4. Miracle (2004)
The 90’s beyond Tombstone were not great for Kurt Russell as a whole. Hits became infrequent, and the misses were often a disheartening waste of his talents and presence. Not even a sequel to Escape from New York could shake Russell’s career doldrums.
Things didn’t get much better in the first decade of the 2000s. That doesn’t mean there aren’t exceptions to that rule. Vanilla Sky is a good example. Even a shaky, problematic police brutality movie called Dark Blue at least provided an indication that Russell could remain a compelling actor through middle age and beyond. Of all the work he did the 2000s, leading up to more or less disappearing from the landscape from 2007 to 2013, Miracle might just be the best. It’s an easy story for winning over audiences, depicting the U.S. men’s hockey team’s stunning upset over the more favored Soviet team in the 1980 Winter Olympics. It is still seen as something of a patriotic fever dream, or something that people who didn’t watch hockey before or after that game still talk about.
However, Miracle is also a well-made film.
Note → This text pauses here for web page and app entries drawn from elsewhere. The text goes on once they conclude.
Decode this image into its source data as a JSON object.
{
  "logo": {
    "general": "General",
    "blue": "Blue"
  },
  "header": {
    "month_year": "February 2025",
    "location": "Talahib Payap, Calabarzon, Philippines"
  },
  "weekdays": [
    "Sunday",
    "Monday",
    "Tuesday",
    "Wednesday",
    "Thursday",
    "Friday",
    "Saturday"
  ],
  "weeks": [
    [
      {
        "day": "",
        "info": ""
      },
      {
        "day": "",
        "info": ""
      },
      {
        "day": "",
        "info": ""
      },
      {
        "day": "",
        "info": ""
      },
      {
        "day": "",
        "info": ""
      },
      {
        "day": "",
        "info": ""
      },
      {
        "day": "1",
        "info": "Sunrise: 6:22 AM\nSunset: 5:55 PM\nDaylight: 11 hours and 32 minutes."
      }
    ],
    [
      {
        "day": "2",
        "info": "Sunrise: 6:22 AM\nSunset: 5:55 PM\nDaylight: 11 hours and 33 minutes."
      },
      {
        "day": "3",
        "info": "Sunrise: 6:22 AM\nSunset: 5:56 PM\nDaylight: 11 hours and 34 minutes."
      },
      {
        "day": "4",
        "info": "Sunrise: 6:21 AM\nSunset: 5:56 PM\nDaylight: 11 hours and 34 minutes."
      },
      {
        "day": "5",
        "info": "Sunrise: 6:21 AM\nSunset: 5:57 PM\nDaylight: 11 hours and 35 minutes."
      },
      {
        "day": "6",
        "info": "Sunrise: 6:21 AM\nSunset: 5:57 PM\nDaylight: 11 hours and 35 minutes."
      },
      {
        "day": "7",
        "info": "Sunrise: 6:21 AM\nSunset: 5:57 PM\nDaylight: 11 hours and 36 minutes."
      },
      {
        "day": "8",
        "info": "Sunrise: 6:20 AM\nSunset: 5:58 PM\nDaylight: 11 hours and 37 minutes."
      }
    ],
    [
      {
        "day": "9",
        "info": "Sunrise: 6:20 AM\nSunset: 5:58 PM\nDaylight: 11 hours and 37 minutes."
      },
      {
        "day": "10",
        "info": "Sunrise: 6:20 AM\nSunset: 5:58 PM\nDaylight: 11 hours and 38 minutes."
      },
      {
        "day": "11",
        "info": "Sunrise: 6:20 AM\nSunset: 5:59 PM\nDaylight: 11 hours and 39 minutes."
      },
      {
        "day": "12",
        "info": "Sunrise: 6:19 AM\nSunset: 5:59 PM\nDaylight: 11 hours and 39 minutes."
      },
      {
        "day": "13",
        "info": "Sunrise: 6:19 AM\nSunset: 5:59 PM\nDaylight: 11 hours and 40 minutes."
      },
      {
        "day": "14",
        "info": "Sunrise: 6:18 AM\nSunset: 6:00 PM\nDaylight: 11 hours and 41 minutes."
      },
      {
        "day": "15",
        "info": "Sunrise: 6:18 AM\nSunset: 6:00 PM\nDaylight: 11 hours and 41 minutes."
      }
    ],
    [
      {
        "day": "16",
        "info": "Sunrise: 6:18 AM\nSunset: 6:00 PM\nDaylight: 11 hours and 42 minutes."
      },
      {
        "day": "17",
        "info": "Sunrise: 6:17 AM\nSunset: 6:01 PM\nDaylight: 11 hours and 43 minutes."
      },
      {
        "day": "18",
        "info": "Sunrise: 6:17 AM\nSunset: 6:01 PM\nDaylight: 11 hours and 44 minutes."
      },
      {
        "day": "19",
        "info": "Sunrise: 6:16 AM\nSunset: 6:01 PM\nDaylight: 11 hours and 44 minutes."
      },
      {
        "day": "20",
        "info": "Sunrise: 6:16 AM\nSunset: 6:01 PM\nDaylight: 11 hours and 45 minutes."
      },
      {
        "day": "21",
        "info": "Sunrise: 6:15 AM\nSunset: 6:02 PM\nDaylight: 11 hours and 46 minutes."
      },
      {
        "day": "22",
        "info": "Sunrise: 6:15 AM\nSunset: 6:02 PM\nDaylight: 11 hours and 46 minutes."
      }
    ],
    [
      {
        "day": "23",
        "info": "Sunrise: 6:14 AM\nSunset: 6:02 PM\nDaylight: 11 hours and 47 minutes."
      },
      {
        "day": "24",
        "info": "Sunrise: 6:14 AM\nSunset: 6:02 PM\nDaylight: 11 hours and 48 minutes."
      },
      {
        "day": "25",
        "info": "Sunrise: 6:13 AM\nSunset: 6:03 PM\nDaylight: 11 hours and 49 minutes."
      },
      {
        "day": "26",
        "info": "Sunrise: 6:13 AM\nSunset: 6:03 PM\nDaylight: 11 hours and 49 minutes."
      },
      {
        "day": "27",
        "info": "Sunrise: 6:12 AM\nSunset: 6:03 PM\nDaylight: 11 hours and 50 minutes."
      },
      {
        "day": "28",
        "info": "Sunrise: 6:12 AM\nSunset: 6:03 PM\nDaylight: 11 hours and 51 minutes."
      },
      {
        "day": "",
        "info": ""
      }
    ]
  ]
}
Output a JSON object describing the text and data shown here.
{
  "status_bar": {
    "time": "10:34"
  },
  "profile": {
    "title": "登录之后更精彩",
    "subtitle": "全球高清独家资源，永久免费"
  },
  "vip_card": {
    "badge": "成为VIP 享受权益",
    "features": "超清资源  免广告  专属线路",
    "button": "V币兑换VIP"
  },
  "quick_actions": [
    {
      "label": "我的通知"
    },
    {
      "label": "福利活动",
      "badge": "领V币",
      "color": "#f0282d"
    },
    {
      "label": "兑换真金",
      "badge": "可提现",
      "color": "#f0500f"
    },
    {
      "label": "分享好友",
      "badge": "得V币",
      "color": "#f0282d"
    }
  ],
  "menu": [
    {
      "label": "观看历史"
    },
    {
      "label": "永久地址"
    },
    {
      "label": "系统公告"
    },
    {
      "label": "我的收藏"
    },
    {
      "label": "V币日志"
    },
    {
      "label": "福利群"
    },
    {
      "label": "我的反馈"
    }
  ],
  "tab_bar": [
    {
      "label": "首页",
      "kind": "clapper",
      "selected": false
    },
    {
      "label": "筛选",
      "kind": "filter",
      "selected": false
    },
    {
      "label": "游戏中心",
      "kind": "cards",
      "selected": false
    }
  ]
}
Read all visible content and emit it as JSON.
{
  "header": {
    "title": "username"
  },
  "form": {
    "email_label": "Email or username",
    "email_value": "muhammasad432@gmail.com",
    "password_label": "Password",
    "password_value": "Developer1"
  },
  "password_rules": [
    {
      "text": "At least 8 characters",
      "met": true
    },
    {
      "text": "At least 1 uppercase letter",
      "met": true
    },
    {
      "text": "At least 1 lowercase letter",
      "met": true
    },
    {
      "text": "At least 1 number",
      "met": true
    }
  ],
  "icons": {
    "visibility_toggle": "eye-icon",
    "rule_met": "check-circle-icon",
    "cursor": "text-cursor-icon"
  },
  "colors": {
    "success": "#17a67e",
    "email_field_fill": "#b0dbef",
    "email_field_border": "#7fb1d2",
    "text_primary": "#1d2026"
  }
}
Even with a foregone conclusion to reveal, and even with people who err on the side of cynicism with anything that feels like an America-the-beautiful circlejerk, the movie is still incredibly likable. It’s like Rocky IV, except without Sylvester Stallone, and it actually happened. It’s an inspirational story that inspires with ease.
Kurt Russell as coach Herb Brooks gives the film two things. First, it gives us one of the best performances of his career. Secondly, Miracle gives us not only an audience surrogate in Russell’s determined Brooks, but also a character who very clearly has hopes, dreams, fears, fallacies, and everything else you might want to see an actor reveal through their work. Had Russell actually retired after this, even skipping out on his fantastic, terrifying Stuntman Mike in the Quentin Tarantino/Robert Rodriguez collaboration Grindhouse, this wouldn’t have been the worst way to bow out. It is a career high for Russell on every level.
5. Bone Tomahawk (2015)
Russell has kept fairly busy since ending his long break with a starring role in the perfectly serviceable Art of the Steal. He’s logged pleasing appearances in franchise giants like Fast and the Furious and Guardians of the Galaxy. He also contributed one of the best elements to Quentin Tarantino’s polarizing, largely brilliant The Hateful Eight. He’s even popped up to be a lot more interesting than Mark Wahlberg in Deepwater Horizon.
Bone Tomahawk is a weird entry in the films Kurt Russell has done from 2013 to now. In fact, you can make a pretty strong argument that Bone Tomahawk is a pretty weird movie period. It is exactly the kind of offbeat blend of genres that Russell sought out in his 20s several decades ago. The fact that he is clearly still looking for roles that are against the grain of what people expect from his is encouraging, especially with an older actor who has very little to prove to us at this juncture.
Bone Tomahawk proves he still has a great deal to offer. A strange blend of horror and the western genre, the film forces Russell into one of the most complex, haunting characters of his career. Sheriff Franklin Hunt in Bone Tomahawk is a wounded, weary figure of the law. He is tired. He is ill-equipped for the tasks of this film’s narrative. He pays dearly for this, only to find an opportunity at redemption later on. It sounds like I’m laying out the whole thing for you. Don’t worry, I’m not. Russell’s performance is laden with surprises, beyond simply offering a logical extension of the flawed heroes he played in the 80s and 90s.